======== Data for review ========

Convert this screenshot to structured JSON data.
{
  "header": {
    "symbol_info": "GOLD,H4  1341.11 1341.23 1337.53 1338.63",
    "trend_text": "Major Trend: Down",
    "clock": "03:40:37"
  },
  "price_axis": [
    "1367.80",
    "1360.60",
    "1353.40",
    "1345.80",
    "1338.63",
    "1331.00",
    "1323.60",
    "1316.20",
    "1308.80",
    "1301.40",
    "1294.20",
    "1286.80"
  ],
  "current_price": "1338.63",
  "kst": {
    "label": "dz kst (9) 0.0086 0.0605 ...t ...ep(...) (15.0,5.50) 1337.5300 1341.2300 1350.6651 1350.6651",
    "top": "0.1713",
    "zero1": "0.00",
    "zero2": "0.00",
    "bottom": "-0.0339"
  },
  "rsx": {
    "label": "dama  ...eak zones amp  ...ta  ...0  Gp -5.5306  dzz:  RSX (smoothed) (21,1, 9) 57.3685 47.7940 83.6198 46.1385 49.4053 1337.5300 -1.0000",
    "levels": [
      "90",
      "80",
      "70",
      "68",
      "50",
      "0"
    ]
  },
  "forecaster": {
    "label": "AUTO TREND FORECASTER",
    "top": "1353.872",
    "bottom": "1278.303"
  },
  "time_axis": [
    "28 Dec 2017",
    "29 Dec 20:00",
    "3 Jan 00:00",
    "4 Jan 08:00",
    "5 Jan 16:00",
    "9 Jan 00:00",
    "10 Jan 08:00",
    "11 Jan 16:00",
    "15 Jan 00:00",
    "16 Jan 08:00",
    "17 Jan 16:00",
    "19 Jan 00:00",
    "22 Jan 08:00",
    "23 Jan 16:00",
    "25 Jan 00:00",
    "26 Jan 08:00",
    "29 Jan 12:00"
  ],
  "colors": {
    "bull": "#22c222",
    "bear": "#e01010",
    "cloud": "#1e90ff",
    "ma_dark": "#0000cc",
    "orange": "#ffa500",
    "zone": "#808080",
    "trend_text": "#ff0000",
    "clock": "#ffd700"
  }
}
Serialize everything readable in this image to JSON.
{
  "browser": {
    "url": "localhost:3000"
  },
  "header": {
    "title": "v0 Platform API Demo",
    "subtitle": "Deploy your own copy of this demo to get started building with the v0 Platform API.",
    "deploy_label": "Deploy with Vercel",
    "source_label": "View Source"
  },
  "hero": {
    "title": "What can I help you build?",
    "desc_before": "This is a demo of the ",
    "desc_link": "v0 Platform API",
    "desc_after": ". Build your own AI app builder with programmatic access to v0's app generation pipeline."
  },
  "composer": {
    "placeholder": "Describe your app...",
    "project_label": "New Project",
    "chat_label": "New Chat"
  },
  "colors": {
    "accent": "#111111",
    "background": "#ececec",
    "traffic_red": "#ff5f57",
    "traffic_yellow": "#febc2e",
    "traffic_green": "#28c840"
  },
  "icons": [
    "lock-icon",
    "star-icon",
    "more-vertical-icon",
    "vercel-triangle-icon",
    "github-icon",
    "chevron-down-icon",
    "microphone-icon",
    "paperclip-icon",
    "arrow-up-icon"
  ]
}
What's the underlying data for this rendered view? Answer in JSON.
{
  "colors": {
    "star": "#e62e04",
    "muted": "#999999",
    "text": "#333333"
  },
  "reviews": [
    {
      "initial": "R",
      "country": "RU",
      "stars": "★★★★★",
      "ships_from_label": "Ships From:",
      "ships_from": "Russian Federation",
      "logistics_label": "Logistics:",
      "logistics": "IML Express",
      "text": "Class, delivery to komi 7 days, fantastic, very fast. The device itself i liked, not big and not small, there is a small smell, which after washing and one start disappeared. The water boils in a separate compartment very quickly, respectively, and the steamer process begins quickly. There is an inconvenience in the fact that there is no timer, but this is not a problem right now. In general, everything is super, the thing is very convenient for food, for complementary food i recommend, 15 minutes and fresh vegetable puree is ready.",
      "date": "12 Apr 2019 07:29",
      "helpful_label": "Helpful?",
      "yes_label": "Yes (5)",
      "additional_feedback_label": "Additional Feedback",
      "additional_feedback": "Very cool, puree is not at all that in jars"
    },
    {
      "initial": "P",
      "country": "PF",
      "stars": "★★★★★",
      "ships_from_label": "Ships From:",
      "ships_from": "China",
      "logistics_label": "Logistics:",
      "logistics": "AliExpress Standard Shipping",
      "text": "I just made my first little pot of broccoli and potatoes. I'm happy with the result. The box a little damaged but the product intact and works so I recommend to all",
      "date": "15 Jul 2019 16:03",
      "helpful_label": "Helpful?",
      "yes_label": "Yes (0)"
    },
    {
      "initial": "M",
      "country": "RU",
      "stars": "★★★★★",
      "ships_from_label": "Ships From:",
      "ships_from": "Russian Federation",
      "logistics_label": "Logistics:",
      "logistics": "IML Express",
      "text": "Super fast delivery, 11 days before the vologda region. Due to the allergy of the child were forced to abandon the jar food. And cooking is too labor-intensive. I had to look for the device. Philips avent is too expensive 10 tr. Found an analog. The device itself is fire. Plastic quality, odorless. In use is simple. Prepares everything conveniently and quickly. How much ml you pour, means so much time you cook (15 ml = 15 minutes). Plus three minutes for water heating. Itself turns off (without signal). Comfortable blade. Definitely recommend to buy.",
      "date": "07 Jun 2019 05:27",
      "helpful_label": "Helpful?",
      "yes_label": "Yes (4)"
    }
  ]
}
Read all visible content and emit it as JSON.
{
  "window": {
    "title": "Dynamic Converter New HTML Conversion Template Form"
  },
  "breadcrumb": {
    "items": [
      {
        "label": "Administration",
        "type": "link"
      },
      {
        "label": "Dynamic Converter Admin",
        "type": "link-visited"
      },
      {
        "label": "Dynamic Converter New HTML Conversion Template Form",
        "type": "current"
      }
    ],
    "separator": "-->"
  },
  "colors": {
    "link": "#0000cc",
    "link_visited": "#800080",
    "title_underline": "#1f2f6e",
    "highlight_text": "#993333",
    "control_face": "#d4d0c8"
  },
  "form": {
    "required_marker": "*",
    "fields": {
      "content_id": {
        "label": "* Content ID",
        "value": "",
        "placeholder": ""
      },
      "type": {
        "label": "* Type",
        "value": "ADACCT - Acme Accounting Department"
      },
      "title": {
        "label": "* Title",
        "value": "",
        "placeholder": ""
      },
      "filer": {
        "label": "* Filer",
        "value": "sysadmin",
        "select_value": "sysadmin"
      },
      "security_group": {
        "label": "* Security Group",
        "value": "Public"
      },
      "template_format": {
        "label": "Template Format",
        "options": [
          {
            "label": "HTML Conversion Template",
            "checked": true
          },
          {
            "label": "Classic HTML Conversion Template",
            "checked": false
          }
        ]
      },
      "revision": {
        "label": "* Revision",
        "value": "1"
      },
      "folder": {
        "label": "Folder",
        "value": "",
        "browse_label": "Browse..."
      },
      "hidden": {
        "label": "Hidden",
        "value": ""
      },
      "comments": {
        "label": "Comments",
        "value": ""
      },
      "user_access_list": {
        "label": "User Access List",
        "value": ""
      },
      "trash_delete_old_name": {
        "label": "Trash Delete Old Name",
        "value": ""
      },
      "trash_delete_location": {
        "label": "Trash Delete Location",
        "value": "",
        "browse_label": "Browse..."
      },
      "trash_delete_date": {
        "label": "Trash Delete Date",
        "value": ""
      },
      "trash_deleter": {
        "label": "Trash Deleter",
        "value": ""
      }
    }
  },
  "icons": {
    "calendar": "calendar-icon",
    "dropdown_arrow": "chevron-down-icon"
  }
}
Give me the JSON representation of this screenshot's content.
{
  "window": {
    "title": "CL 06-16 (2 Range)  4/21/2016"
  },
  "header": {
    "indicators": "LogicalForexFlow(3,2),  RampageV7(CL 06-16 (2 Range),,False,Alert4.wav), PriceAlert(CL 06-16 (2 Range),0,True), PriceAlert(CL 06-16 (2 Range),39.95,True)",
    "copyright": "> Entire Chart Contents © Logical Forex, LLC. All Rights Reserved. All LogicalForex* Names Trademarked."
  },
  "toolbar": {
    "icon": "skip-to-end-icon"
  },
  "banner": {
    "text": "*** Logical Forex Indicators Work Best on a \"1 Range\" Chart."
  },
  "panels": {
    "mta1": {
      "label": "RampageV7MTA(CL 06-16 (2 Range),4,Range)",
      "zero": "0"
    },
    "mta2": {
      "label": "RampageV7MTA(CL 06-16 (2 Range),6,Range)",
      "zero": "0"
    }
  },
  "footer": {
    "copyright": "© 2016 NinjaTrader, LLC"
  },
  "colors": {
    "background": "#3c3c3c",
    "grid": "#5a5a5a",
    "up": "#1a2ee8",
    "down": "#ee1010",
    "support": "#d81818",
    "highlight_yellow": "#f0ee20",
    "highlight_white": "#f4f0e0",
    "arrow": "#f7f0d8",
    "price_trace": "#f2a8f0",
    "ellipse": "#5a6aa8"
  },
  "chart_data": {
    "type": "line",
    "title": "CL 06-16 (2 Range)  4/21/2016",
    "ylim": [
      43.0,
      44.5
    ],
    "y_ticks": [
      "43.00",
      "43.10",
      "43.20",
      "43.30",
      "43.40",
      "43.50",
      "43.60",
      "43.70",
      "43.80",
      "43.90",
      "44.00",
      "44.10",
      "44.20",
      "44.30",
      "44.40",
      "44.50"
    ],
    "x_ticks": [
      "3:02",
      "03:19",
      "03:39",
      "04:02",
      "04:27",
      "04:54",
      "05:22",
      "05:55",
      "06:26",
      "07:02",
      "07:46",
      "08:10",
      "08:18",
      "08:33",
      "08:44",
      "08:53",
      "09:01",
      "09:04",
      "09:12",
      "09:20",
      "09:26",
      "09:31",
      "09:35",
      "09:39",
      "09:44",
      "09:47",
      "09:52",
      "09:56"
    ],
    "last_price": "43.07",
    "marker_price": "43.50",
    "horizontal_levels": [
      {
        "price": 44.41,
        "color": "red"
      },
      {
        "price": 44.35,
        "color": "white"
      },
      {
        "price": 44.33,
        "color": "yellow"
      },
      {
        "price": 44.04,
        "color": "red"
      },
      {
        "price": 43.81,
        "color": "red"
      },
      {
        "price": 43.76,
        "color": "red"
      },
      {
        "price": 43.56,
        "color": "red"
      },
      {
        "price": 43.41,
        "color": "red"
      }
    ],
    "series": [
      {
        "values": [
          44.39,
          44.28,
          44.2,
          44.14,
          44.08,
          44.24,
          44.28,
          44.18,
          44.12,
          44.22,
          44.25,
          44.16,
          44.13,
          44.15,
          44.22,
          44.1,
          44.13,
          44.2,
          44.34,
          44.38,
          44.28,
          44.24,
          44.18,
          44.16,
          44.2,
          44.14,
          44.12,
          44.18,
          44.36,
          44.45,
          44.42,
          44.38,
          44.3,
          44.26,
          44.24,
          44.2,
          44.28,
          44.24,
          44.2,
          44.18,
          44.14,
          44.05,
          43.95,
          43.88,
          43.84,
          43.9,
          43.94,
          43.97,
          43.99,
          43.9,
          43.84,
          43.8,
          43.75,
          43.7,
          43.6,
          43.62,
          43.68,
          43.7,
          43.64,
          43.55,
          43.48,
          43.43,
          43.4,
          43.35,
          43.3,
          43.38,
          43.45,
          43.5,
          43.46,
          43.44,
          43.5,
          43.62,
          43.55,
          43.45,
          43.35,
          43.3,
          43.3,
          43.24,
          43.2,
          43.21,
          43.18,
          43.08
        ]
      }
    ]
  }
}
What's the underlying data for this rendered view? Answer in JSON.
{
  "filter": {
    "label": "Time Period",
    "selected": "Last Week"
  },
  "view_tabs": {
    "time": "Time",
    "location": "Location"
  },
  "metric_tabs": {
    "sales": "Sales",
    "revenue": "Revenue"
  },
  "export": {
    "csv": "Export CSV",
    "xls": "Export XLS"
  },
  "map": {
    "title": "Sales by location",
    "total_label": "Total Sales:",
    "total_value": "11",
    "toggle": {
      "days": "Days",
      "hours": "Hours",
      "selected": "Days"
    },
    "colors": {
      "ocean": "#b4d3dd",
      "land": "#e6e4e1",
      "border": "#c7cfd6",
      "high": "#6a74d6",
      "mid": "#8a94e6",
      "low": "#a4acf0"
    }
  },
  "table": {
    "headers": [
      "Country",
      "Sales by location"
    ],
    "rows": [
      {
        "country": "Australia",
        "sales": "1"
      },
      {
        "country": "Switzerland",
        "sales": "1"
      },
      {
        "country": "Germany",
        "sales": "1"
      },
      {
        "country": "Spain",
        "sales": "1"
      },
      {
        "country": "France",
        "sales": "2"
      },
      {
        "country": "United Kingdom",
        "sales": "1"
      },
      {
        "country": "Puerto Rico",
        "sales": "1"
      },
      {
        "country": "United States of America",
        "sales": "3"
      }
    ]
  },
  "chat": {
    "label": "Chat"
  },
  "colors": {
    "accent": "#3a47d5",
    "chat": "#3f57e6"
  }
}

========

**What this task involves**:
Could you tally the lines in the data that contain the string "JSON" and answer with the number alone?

**Written solution**:
6